San Francisco has an unprecedented opportunity to host the 34th America’s Cup.
The America’s Cup is the third-largest sporting competition in the world behind only the Olympics and the World Cup. In total, the series of sailing races is expected to generate $1.4 billion in economic activity — three times the estimated impact of a Super Bowl.
A recent analysis from Beacon Economics estimated that The City can create 8,840 jobs and generate more than $13 million in tax revenue if it is successful in becoming the seventh city to host the regatta.
Recently, much attention has been given to the costs associated with hosting the America’s Cup. Last month, San Francisco’s budget and legislative analyst released a report estimating $128 million in costs to the city and county for staging the event. The Port Commission discussed the term sheet earlier this week. The Board of Supervisors Budget and Finance Committee is scheduled to weigh in on the proposal — along with an alternative proposal — as early as next week.
A central point of the debate involves the long-term development rights that would be granted to an event authority in return for the $40 million to $60 million that would be needed to rehabilitate selected piers to deliver the event facilities. Critics argue that The City is “giving away” assets during a time of economic hardship. Much like the deal to develop AT&T Park, the Chamber of Commerce sees an opportunity to engage private capital to renovate Port property that would otherwise remain neglected for years to come.

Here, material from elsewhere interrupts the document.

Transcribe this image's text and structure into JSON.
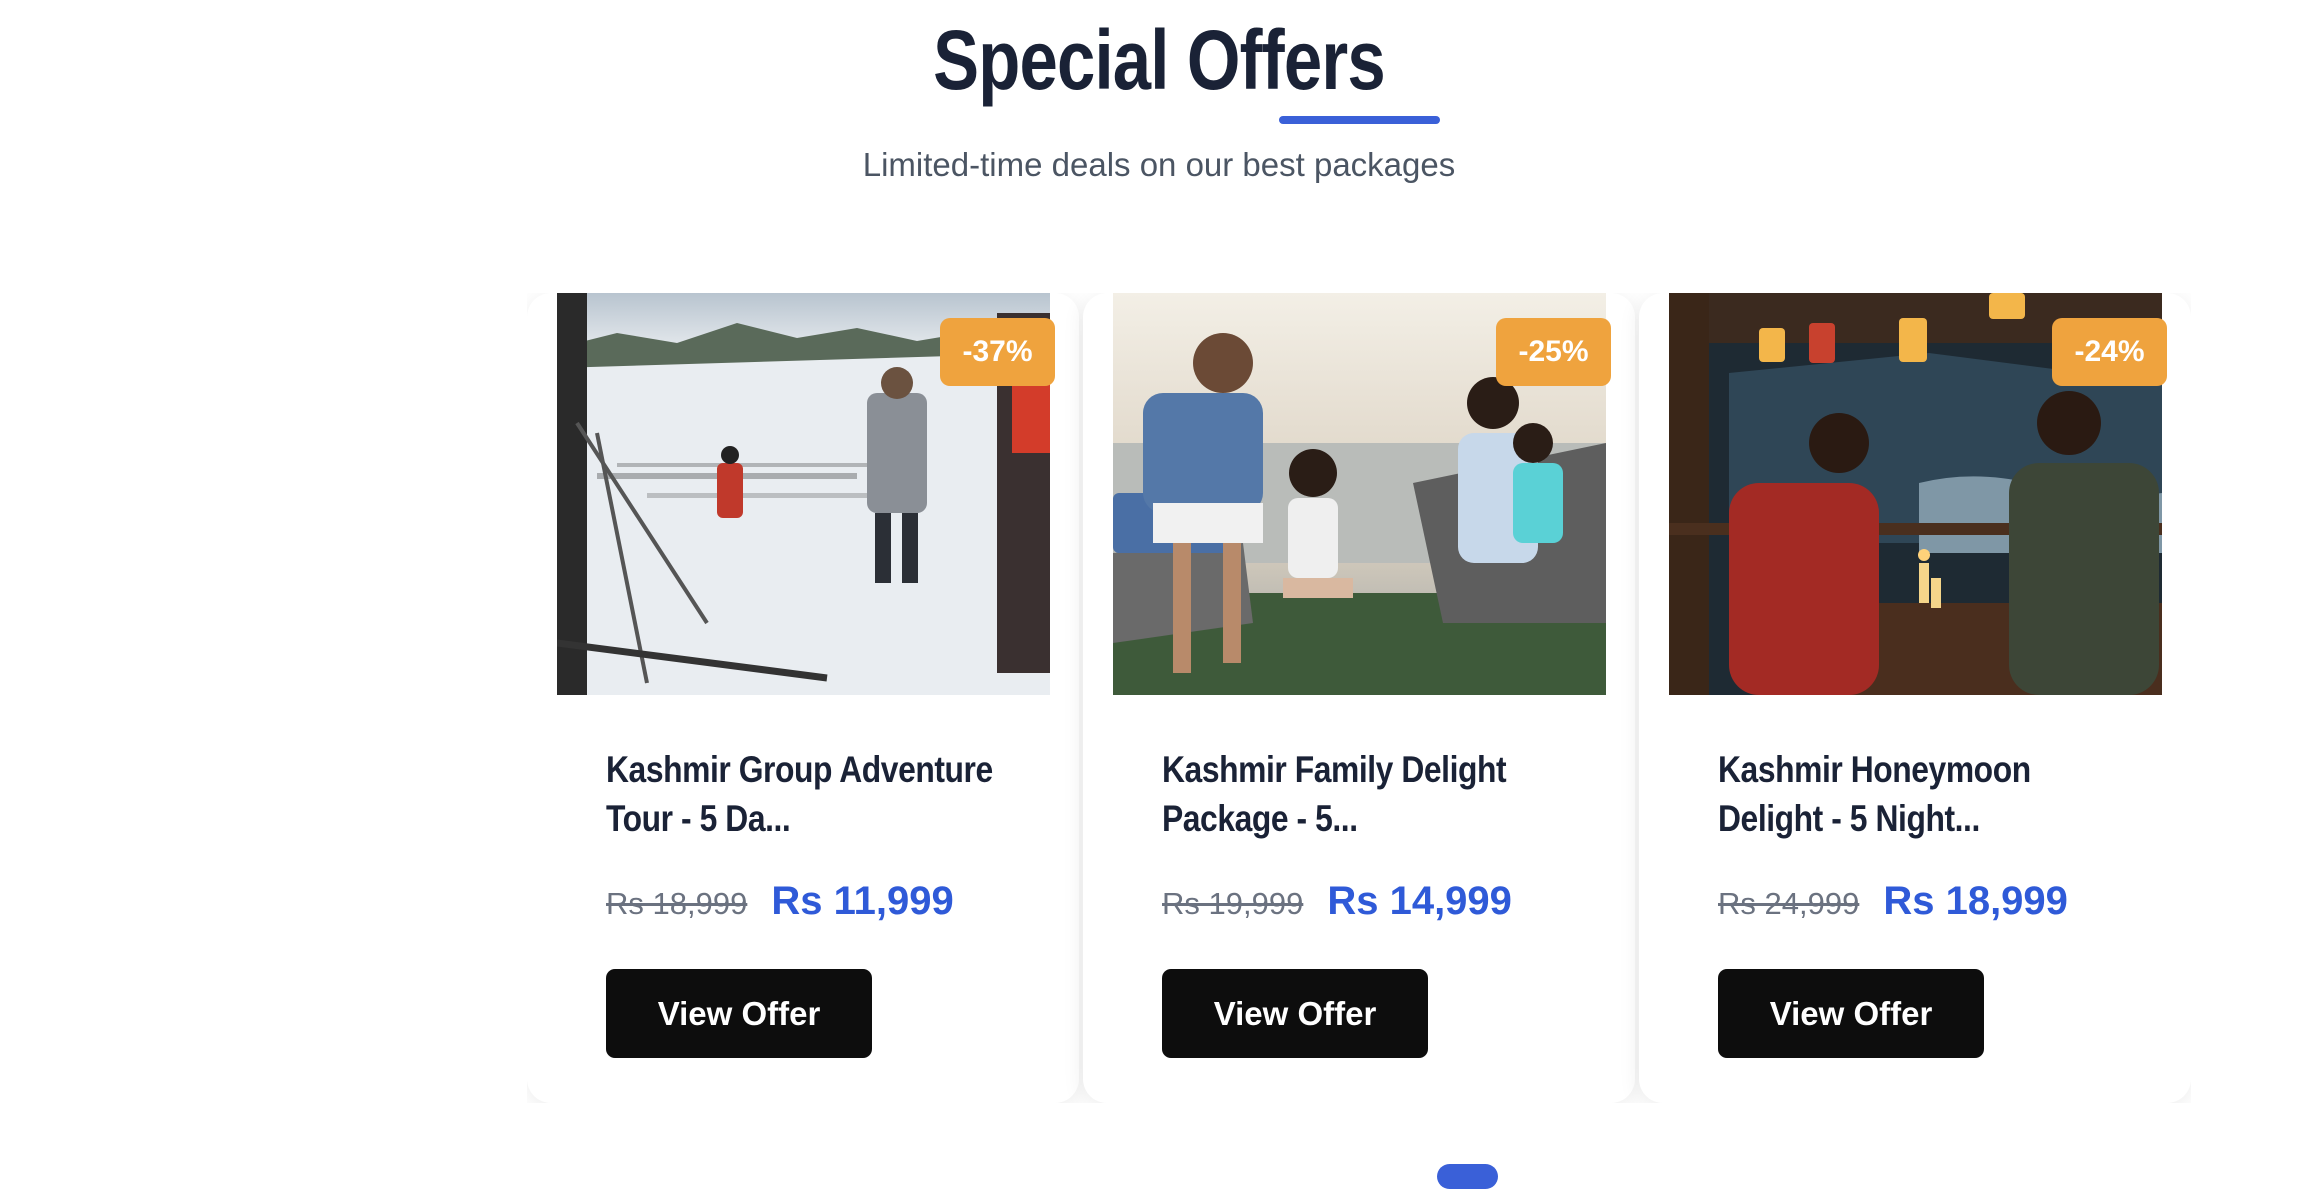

It is true that San Francisco will have to spend city funds to host the America’s Cup. But the costs associated with hosting the regatta must be considered against the $1.4 billion in economic activity that will come to the private sector from hosting the event — an analysis missing from the budget analyst’s report.
Many businesses, residents and surrounding communities stand to benefit from the America’s Cup. Building and construction companies will immediately begin developing the event facilities. Once the races are under way, hotels, restaurants and retail outlets will accommodate thousands of visitors and spectators. Even after the culminating event is over in 2013, San Francisco’s convention and tourism industries will benefit from the extensive global media exposure generated during the competition.
From a business perspective, spending $128 million to earn $1.4 billion is a worthwhile investment. Even using the most conservative estimates, investing in the America’s Cup will deliver a significant net economic benefit to San Francisco and the Bay Area. This is an investment our city cannot afford not to make.
Steve Falk is president and CEO of the San Francisco Chamber of Commerce. His Examiner column will appear on the first Thursday of each month.